Pneumania recorded two songs; ‘Exhibition’ and ‘Coming Attack’ that day, it turns out to date the only songs the band ever released. ‘Exhibition’ is the liturgy of a pure raw strangled, angry punk goddess – lamenting the attitudes the rest of society has towards her and her ilk. Her performance on the record was full on with her insides hanging out for all to see. Her naked and beleaguered punkette soul – looking in the mirror. The music was raw and cutting with juxtaposed dubby bass and staggered drums. The guitars phaser-slicing jagged chords from Spon’s five strings. It builds, there’s tension, followed by a finale. “It’s a freakshow – nothing new”. Superficially it was wide open to criticism, but on another level it was a really potent performance by all in the band.
‘Coming Attack’ – the terror at the heart of urban nightmares- is a poem written from the narrative of the deceas-ed’s perspective. The loneliness of the victim succumbing to the inevitable fate in a street attack. Being a ‘Punk’ didn’t necessary mean being any different to anyone else in society. We are all vulnerable and made of flesh and blood. Actually being a punk back in the day, did increase the risk of ‘inviting’ attack.(Sadly, there are still isolated cases today – visa Sophie) This actually happened back in the day, to three of the band whilst returning to the rehearsal room one night. They were ‘jumped’ by a stick wielding thug who nearly broke Spon’s arm.
The music is a very fast paced three-time rhythm with a running bass line, the sheering 5 string guitar plays a single rhythmic chord. It builds, peaks rebuilds and finally crescendos as the knife strikes home. It’s all over in little over a minute – but wow! what a unique idea and production.

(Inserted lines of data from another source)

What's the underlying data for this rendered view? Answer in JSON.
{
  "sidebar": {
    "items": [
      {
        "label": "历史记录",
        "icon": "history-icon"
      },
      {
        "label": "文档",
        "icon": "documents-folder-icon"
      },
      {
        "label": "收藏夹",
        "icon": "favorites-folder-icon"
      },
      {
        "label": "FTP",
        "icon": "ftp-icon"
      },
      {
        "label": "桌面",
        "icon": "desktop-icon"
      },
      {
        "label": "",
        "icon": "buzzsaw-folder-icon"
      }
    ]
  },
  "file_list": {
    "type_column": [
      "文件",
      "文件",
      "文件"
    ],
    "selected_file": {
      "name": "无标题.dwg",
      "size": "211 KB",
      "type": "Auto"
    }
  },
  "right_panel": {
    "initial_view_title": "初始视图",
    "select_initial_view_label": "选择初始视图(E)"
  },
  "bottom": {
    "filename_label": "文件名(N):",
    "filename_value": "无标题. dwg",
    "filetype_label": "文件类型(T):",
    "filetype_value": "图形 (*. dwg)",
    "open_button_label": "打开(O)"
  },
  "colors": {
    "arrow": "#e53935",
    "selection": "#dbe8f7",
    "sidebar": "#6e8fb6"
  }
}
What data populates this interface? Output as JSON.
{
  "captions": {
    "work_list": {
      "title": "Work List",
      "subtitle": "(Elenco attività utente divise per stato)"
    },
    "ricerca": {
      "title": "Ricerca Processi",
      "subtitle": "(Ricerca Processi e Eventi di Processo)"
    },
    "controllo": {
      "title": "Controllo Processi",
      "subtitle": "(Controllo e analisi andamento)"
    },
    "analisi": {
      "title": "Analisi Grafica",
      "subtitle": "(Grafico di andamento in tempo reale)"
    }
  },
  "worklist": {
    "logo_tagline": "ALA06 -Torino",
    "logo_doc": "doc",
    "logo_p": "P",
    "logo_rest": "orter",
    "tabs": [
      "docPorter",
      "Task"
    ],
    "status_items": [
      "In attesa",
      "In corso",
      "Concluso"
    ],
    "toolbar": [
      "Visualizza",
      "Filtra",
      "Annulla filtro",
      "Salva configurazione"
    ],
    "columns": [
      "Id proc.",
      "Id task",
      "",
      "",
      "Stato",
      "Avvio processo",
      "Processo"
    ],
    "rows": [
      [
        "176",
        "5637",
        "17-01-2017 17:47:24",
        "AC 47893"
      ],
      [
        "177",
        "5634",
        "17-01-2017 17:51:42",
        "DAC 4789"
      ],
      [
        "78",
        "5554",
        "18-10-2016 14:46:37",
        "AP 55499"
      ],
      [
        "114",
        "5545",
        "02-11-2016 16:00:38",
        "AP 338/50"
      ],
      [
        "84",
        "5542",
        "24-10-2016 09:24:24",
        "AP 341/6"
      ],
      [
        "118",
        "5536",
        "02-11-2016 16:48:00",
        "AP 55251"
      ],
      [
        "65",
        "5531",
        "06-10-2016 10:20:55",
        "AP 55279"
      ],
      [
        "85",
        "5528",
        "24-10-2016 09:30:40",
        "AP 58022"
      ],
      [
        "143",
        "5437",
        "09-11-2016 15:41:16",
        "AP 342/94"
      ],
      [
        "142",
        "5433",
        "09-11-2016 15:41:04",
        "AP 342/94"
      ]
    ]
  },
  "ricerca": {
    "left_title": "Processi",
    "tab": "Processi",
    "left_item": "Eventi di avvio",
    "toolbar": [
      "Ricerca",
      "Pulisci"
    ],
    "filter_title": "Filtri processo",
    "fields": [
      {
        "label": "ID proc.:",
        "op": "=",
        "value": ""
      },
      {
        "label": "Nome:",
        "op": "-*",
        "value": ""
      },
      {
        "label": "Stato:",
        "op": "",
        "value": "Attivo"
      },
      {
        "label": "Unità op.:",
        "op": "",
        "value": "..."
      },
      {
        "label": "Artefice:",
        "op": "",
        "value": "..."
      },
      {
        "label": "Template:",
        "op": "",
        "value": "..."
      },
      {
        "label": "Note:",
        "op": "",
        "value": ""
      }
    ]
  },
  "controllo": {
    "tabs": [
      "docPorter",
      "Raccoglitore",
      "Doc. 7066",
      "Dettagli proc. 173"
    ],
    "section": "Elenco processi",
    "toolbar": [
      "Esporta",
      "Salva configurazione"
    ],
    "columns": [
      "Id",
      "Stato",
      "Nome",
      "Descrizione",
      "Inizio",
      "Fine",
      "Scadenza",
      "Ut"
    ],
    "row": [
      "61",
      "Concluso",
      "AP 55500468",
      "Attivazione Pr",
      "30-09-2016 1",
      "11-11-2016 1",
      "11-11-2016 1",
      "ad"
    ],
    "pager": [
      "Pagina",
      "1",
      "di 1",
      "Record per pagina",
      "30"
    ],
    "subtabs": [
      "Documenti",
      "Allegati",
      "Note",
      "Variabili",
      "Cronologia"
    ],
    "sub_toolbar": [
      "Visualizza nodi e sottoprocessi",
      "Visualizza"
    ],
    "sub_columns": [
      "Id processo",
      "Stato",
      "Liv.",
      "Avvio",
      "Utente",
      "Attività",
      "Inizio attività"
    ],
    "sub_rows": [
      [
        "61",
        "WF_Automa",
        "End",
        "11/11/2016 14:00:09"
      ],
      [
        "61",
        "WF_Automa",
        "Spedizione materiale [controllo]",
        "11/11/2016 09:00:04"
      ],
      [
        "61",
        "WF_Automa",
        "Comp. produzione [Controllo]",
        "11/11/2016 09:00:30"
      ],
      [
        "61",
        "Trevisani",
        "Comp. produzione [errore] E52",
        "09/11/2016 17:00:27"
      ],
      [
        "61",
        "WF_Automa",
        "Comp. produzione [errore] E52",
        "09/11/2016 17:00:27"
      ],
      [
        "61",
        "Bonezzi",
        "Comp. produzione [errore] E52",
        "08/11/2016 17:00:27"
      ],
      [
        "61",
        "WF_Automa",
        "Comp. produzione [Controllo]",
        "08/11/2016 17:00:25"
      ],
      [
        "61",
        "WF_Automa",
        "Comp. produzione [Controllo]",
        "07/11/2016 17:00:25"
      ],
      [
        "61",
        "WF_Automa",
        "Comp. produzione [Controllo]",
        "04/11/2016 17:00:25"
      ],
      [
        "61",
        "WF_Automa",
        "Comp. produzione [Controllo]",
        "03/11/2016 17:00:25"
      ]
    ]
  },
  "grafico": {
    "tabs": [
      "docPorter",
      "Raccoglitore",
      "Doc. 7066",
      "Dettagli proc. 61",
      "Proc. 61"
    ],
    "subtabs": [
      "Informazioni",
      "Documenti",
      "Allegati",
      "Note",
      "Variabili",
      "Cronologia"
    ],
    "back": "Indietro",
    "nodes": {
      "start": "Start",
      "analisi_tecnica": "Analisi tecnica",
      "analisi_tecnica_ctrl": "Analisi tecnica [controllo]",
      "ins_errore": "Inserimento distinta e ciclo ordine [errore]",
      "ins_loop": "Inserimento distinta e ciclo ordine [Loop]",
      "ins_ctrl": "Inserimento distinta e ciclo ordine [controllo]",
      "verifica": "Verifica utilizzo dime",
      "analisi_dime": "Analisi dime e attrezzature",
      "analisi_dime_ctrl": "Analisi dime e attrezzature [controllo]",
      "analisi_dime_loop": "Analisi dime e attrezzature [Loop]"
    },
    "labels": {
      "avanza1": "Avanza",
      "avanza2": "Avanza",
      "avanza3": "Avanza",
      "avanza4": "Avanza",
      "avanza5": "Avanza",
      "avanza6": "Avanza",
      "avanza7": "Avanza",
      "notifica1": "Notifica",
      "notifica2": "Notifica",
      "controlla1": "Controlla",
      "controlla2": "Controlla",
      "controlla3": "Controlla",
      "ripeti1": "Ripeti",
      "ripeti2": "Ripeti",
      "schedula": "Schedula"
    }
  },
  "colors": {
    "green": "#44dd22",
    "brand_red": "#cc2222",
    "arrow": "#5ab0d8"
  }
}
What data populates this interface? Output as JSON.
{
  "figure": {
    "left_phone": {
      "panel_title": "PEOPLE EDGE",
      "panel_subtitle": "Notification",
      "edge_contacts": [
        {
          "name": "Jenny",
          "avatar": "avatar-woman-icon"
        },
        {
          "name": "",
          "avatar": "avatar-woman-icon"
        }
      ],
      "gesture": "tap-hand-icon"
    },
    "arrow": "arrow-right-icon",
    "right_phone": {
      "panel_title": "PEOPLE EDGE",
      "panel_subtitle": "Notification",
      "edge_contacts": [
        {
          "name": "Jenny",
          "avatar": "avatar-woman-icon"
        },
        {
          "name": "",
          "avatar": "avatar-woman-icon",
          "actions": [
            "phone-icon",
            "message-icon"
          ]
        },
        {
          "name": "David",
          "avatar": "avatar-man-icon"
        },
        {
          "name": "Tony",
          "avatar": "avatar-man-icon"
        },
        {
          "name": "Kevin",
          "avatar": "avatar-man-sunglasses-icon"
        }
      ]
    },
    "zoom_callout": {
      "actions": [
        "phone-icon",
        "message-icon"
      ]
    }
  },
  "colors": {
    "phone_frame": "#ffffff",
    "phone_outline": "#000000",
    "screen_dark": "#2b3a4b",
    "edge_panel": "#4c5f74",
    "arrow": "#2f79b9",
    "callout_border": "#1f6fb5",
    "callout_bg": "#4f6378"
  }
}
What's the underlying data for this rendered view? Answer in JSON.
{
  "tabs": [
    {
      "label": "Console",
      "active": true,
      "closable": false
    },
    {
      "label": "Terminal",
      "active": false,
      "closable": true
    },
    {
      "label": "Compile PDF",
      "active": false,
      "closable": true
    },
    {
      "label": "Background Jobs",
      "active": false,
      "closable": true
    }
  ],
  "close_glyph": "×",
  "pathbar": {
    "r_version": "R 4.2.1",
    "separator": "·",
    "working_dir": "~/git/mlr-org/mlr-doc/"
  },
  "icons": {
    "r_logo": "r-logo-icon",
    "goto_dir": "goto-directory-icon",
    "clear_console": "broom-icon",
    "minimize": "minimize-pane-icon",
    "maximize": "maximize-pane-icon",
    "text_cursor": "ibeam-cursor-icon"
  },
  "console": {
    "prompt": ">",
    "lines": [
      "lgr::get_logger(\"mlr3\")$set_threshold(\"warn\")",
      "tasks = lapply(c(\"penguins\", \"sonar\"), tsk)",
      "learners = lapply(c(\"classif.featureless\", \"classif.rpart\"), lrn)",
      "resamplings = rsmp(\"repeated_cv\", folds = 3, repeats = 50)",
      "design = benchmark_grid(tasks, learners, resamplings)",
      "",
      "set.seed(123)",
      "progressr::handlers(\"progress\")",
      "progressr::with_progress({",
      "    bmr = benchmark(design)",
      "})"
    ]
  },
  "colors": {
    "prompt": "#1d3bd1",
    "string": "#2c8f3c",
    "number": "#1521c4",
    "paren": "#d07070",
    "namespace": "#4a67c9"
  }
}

The afternoon in the studio had been reasonably successful, the band were happy, now it was time to get the recording released. All systems go on the ‘Split Single’ project – five weeks to go before the deadline…….To Be Continued